Required work => Below are the records; collect from them each line containing the string "selection".

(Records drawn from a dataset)
========
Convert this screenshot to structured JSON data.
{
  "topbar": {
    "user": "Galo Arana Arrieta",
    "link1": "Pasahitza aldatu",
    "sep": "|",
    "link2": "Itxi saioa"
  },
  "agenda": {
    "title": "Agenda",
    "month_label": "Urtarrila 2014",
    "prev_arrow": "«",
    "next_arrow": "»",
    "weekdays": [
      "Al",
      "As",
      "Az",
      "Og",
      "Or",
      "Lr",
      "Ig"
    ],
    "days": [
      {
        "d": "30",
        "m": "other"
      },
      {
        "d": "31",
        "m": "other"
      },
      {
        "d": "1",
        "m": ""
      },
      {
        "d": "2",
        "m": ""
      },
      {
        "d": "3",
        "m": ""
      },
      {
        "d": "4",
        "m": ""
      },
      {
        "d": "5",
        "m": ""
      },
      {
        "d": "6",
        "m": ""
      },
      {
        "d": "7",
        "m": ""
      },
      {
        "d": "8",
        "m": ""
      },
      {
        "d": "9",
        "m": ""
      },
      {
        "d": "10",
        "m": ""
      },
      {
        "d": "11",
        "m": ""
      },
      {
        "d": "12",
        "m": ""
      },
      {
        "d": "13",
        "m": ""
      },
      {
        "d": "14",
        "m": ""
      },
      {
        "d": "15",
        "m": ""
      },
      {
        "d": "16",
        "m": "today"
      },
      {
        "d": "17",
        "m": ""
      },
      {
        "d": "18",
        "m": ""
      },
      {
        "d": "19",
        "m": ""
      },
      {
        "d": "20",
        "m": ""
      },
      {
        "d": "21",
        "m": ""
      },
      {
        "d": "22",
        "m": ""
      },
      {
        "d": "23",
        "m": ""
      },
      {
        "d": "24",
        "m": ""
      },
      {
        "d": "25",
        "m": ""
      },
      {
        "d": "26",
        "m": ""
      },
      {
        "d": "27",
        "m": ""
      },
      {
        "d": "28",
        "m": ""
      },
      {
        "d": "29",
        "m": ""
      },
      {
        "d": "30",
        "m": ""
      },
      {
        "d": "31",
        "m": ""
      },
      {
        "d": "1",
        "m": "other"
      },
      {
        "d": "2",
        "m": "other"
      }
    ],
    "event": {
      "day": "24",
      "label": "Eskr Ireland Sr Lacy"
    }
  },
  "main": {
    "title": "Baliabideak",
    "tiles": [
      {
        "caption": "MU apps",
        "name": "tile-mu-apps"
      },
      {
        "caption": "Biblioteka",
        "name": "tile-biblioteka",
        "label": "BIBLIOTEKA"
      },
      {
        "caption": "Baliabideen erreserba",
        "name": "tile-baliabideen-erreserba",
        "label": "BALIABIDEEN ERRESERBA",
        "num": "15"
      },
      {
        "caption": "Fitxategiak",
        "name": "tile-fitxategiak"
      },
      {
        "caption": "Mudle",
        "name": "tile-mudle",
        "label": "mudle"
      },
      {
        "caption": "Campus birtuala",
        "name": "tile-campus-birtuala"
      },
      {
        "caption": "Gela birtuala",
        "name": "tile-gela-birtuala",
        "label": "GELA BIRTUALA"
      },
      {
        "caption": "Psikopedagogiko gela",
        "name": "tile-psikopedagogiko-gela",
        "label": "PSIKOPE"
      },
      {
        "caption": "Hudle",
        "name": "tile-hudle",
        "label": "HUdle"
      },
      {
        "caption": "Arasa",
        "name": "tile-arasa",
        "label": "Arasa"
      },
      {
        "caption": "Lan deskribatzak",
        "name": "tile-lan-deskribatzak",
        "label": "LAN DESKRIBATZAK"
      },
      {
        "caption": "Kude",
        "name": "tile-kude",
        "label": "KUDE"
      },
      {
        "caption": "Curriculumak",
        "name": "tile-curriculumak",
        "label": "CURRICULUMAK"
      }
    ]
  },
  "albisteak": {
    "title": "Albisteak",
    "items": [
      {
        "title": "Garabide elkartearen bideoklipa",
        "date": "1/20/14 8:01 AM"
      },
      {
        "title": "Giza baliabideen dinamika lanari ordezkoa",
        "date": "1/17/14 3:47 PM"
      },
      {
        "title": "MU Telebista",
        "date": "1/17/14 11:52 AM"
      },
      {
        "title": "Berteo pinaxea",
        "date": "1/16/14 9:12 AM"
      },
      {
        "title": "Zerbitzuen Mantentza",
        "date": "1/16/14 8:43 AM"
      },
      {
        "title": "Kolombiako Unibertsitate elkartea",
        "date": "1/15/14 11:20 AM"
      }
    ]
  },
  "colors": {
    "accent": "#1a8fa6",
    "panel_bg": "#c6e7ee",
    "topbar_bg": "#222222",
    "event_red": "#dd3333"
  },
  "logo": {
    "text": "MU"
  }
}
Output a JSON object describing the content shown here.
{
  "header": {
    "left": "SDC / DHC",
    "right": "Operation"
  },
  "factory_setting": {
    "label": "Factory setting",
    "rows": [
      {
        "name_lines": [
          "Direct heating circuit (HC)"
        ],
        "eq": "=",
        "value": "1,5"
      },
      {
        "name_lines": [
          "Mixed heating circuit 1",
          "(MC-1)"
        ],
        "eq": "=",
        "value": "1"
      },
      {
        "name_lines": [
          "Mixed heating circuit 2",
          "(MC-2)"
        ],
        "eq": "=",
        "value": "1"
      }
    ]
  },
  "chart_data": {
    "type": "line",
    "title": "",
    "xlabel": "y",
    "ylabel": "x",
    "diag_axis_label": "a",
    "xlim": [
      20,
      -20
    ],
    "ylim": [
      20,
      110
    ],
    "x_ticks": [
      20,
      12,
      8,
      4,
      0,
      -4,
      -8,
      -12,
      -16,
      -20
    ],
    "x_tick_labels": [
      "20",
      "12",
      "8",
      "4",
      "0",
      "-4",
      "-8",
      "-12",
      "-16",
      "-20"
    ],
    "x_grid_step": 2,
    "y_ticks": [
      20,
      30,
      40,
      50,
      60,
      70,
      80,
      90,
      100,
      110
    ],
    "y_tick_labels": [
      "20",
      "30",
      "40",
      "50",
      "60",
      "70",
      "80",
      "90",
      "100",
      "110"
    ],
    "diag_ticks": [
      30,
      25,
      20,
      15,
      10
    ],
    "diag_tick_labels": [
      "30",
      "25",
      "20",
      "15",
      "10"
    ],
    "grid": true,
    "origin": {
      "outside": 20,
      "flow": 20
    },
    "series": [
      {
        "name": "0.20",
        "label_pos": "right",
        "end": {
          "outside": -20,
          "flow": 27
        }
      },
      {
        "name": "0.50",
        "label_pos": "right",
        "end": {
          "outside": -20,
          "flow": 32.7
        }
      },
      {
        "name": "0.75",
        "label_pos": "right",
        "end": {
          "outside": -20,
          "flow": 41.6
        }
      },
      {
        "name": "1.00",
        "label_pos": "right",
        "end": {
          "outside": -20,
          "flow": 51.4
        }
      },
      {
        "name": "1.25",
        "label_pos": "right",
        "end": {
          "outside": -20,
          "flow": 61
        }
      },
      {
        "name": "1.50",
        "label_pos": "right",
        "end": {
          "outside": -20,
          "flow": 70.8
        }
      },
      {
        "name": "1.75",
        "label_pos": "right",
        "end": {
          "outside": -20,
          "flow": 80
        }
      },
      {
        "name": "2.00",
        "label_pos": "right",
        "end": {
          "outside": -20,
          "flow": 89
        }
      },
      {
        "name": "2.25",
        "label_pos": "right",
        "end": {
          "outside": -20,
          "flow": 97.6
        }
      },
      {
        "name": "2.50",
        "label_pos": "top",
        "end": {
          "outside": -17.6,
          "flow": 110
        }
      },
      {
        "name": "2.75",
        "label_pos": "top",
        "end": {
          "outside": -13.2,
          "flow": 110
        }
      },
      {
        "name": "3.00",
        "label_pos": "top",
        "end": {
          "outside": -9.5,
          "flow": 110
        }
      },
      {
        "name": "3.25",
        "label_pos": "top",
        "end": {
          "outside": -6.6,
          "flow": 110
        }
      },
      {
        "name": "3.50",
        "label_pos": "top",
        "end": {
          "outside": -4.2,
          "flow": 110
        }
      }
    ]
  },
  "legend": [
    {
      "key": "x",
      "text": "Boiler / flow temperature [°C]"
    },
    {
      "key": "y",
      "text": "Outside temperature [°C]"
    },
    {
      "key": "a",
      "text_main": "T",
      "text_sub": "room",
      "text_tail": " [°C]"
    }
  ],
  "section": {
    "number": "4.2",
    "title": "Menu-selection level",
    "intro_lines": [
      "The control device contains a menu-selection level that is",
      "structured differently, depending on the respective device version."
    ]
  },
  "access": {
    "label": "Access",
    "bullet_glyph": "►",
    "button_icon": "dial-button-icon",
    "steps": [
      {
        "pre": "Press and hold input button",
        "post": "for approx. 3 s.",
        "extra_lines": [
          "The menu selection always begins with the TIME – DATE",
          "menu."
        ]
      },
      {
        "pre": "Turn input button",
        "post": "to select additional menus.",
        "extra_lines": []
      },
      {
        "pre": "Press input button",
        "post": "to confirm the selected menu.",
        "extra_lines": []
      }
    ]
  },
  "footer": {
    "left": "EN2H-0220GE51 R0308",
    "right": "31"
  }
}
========
Your solution =>
    "title": "Menu-selection level",
      "The control device contains a menu-selection level that is",
          "The menu selection always begins with the TIME – DATE",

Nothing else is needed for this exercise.